“I’m more worried about the land. And now we’re seeing the worst brand of men running this way from the east, no telling the trouble they can cause with a careless smoke.”
“I know.” Ben tried to stay calm because he knew how worry looked on his face, when his dark eyebrows furled under stark white hair. He didn’t want to get Adam more worked up, and tried to smile as he laid a gentle hand on his son’s shoulder. “Lucky we got the cattle sold when we did. But we could sell off some winter stock locally rather than trying to keep them fed up here.”
“I’m going to ride to town in the morning and send a wire to San Francisco. I can get the windmill designs here in a week. We can only hope to get it built and drawing water before we have a major fire.”
“I’ve had all the lakes prepared.”
“We don’t have enough lakes for 800 acres, and what we do have are seriously low. Even the water wagons we have filled and stationed at every cattle ground will only carry so far. I’d like to build it where the lakes are too far to help.”
“Doesn’t matter what I say anymore.” Ben shook his head. Since that other windmill trip Adam had tried to make went sour, he’d not been able to get the idea out of his head.
“Guess not.” Adam looked around. “Wonder why the first crew hasn’t returned yet. Mind if I ride out and see if there’s trouble?”

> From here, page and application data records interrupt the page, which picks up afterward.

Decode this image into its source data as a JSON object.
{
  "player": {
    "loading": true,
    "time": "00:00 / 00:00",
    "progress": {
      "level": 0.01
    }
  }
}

“No, go ahead.” Ben watched Adam walk to his still-saddled horse. He shook his head at his son’s stubbornness and penchant for hard work as he walked back in the house. He’d seen Adam go weeks with four hours of sleep a night and without any seemingly ill effects. If only that New England character had rubbed off on his other two sons.
Ben knew, though he didn’t like to remember, the reason for Adam’s somberness and distance from other people of late. A few months back he’d gotten robbed and left on foot to die in the desert, rescued and then tormented by a deranged miner. Ben hated the memory, but the truth was, that torment at the hand of a madman had changed his son in some irreparable ways. Ben still felt relief just looking at Adam after having come so close to being coyote meat. But for a while after they’d found Adam dehydrated and deranged, they weren’t sure they were going to get him back at all.